ASTRO is the premier radiation oncology society in the world, with more than 11,000 members who are physicians, nurses, biologists, physicists, radiation therapists, dosimetrists and other health care professionals that specialize in treating patients with radiation therapies. As the leading organization in radiation oncology, the Society is dedicated to improving patient care through professional education and training, support for clinical practice and health policy standards, advancement of science and research, and advocacy. ASTRO publishes three medical journals, International Journal of Radiation Oncology  Biology  Physics and Practical Radiation Oncology and Advances in Radiation Oncology; developed and maintains an extensive patient website,; and created the Radiation Oncology Institute, a non-profit foundation to support research and education efforts around the world that enhance and confirm the critical role of radiation therapy in improving cancer treatment. To learn more about ASTRO, visit

American Society for Radiation Oncology

Related Cancer Articles:

Stress in cervical cancer patients associated with higher risk of cancer-specific mortality
Psychological stress was associated with a higher risk of cancer-specific mortality in women diagnosed with cervical cancer.
Cancer-sniffing dogs 97% accurate in identifying lung cancer, according to study in JAOA
The next step will be to further fractionate the samples based on chemical and physical properties, presenting them back to the dogs until the specific biomarkers for each cancer are identified.
Moffitt Cancer Center researchers identify one way T cell function may fail in cancer
Moffitt Cancer Center researchers have discovered a mechanism by which one type of immune cell, CD8+ T cells, can become dysfunctional, impeding its ability to seek and kill cancer cells.
More cancer survivors, fewer cancer specialists point to challenge in meeting care needs
An aging population, a growing number of cancer survivors, and a projected shortage of cancer care providers will result in a challenge in delivering the care for cancer survivors in the United States if systemic changes are not made.
New cancer vaccine platform a potential tool for efficacious targeted cancer therapy
Researchers at the University of Helsinki have discovered a solution in the form of a cancer vaccine platform for improving the efficacy of oncolytic viruses used in cancer treatment.
More Cancer News and Cancer Current Events

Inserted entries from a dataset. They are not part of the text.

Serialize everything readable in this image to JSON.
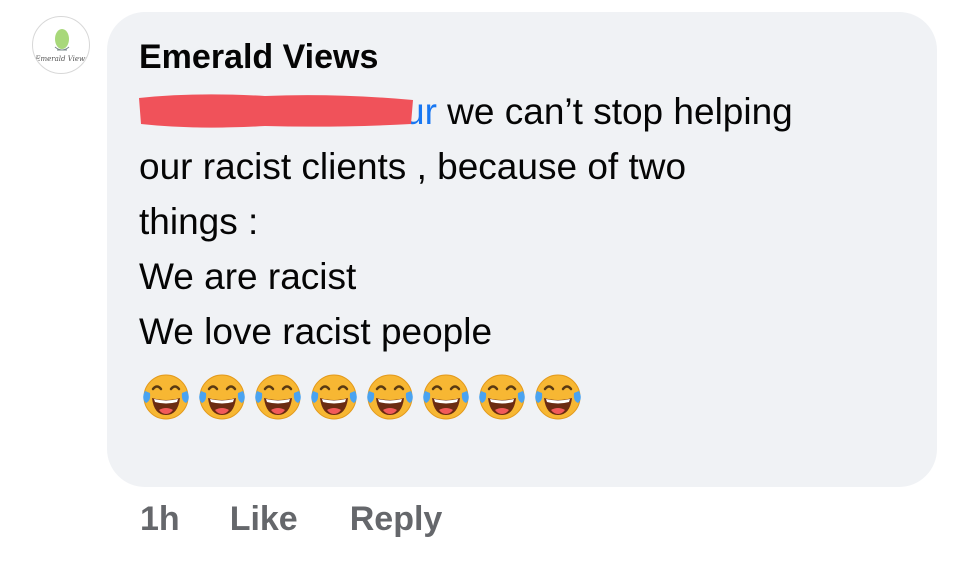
{
  "comment": {
    "author": "Emerald Views",
    "mention_visible_tail": "ur",
    "text_after_mention": " we can’t stop helping",
    "lines": [
      "our racist clients , because of two",
      "things :",
      "We are racist",
      "We love racist people"
    ],
    "emoji_count": 8,
    "emoji_icon": "face-with-tears-of-joy-icon"
  },
  "avatar": {
    "logo_text": "Emerald Views"
  },
  "actions": {
    "timestamp": "1h",
    "like_label": "Like",
    "reply_label": "Reply"
  },
  "colors": {
    "bubble": "#f0f2f5",
    "mention": "#1877f2",
    "redaction": "#f0525a",
    "meta_text": "#65676b"
  }
}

Best Science Podcasts 2019

We have hand picked the best science podcasts for 2019. Sit back and enjoy new science podcasts updated daily from your favorite science news services and scientists.
Now Playing: TED Radio Hour

Erasing The Stigma
Many of us either cope with mental illness or know someone who does. But we still have a hard time talking about it. This hour, TED speakers explore ways to push past — and even erase — the stigma. Guests include musician and comedian Jordan Raskopoulos, neuroscientist and psychiatrist Thomas Insel, psychiatrist Dixon Chibanda, anxiety and depression researcher Olivia Remes, and entrepreneur Sangu Delle.
Now Playing: Science for the People

#537 Science Journalism, Hold the Hype
Everyone's seen a piece of science getting over-exaggerated in the media. Most people would be quick to blame journalists and big media for getting in wrong. In many cases, you'd be right. But there's other sources of hype in science journalism. and one of them can be found in the humble, and little-known press release. We're talking with Chris Chambers about doing science about science journalism, and where the hype creeps in. Related links: The association between exaggeration in health related science news and academic press releases: retrospective observational study Claims of causality in health news: a randomised trial This...